On Wednesday, a touring version of the festival presented by Squeaky Wheel will screen outside Big Orbit Gallery (30D Essex St.). The festival will include several short films from across the country, including Kate Balsley's "Anima Mundi," as well as "a portrait of an 80-year-old shoe carver who lives on a tulip farm, a narrative about a man and his pet crocodile, and a remake of a special scene from Footloose."

"Unlike most festivals that operate under a general theme of 'independent film,' Rural Route's specific focus on rurality has allowed us to place similar artists together whose work might otherwise be ignored," according to a statement on the festival's website. The event, which is free, gets started at 8:30 p.m. Wednesday. Attendees should bring their own chairs. Organizers, in true Squeaky Wheel fashion, will give out awards for the most creative chairs.
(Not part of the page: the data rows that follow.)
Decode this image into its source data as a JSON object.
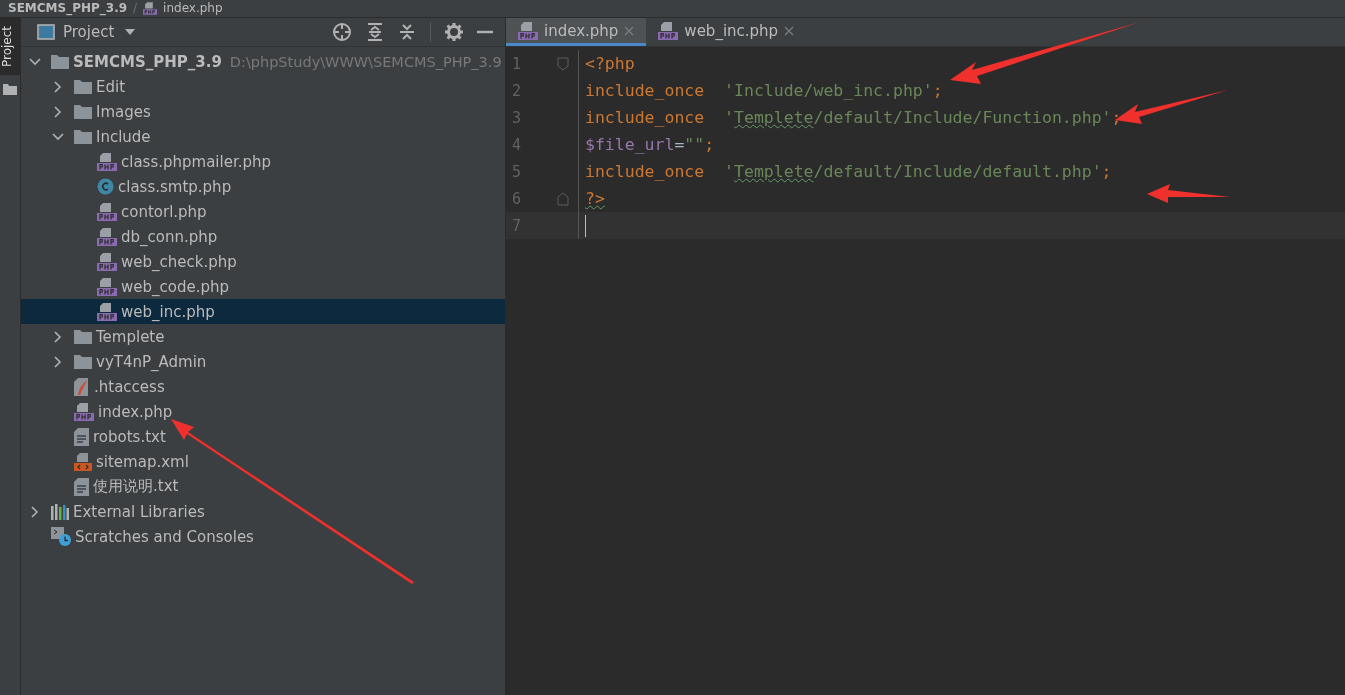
{
  "breadcrumb": {
    "separator": "/",
    "items": [
      {
        "label": "SEMCMS_PHP_3.9",
        "kind": "folder"
      },
      {
        "label": "index.php",
        "kind": "php"
      }
    ]
  },
  "side_strip": {
    "tab": "Project"
  },
  "project_panel": {
    "title": "Project",
    "tree": [
      {
        "label": "SEMCMS_PHP_3.9",
        "path": "D:\\phpStudy\\WWW\\SEMCMS_PHP_3.9",
        "kind": "root",
        "expanded": true,
        "selected": false,
        "children": [
          {
            "label": "Edit",
            "kind": "folder",
            "expanded": false,
            "selected": false
          },
          {
            "label": "Images",
            "kind": "folder",
            "expanded": false,
            "selected": false
          },
          {
            "label": "Include",
            "kind": "folder",
            "expanded": true,
            "selected": false,
            "children": [
              {
                "label": "class.phpmailer.php",
                "kind": "php",
                "selected": false
              },
              {
                "label": "class.smtp.php",
                "kind": "class",
                "selected": false
              },
              {
                "label": "contorl.php",
                "kind": "php",
                "selected": false
              },
              {
                "label": "db_conn.php",
                "kind": "php",
                "selected": false
              },
              {
                "label": "web_check.php",
                "kind": "php",
                "selected": false
              },
              {
                "label": "web_code.php",
                "kind": "php",
                "selected": false
              },
              {
                "label": "web_inc.php",
                "kind": "php",
                "selected": true
              }
            ]
          },
          {
            "label": "Templete",
            "kind": "folder",
            "expanded": false,
            "selected": false
          },
          {
            "label": "vyT4nP_Admin",
            "kind": "folder",
            "expanded": false,
            "selected": false
          },
          {
            "label": ".htaccess",
            "kind": "htaccess",
            "selected": false
          },
          {
            "label": "index.php",
            "kind": "php",
            "selected": false
          },
          {
            "label": "robots.txt",
            "kind": "txt",
            "selected": false
          },
          {
            "label": "sitemap.xml",
            "kind": "xml",
            "selected": false
          },
          {
            "label": "使用说明.txt",
            "kind": "txt",
            "selected": false
          }
        ]
      },
      {
        "label": "External Libraries",
        "kind": "libraries",
        "expanded": false,
        "selected": false
      },
      {
        "label": "Scratches and Consoles",
        "kind": "scratches",
        "selected": false
      }
    ]
  },
  "editor": {
    "tabs": [
      {
        "label": "index.php",
        "selected": true
      },
      {
        "label": "web_inc.php",
        "selected": false
      }
    ],
    "lines": [
      {
        "number": "1",
        "current": false,
        "tokens": [
          {
            "kind": "tag",
            "text": "<?php"
          }
        ]
      },
      {
        "number": "2",
        "current": false,
        "tokens": [
          {
            "kind": "keyword",
            "text": "include_once"
          },
          {
            "kind": "string",
            "text": "  'Include/web_inc.php'"
          },
          {
            "kind": "keyword",
            "text": ";"
          }
        ]
      },
      {
        "number": "3",
        "current": false,
        "tokens": [
          {
            "kind": "keyword",
            "text": "include_once"
          },
          {
            "kind": "string",
            "text": "  '"
          },
          {
            "kind": "misspelled_string",
            "text": "Templete"
          },
          {
            "kind": "string",
            "text": "/default/Include/Function.php'"
          },
          {
            "kind": "keyword",
            "text": ";"
          }
        ]
      },
      {
        "number": "4",
        "current": false,
        "tokens": [
          {
            "kind": "variable",
            "text": "$file_url"
          },
          {
            "kind": "plain",
            "text": "="
          },
          {
            "kind": "string",
            "text": "\"\""
          },
          {
            "kind": "keyword",
            "text": ";"
          }
        ]
      },
      {
        "number": "5",
        "current": false,
        "tokens": [
          {
            "kind": "keyword",
            "text": "include_once"
          },
          {
            "kind": "string",
            "text": "  '"
          },
          {
            "kind": "misspelled_string",
            "text": "Templete"
          },
          {
            "kind": "string",
            "text": "/default/Include/default.php'"
          },
          {
            "kind": "keyword",
            "text": ";"
          }
        ]
      },
      {
        "number": "6",
        "current": false,
        "tokens": [
          {
            "kind": "warned_tag",
            "text": "?>"
          }
        ]
      },
      {
        "number": "7",
        "current": true
      }
    ]
  }
}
For more information, call 884-7172 or visit www.squeaky.org.

-- Colin Dabkowski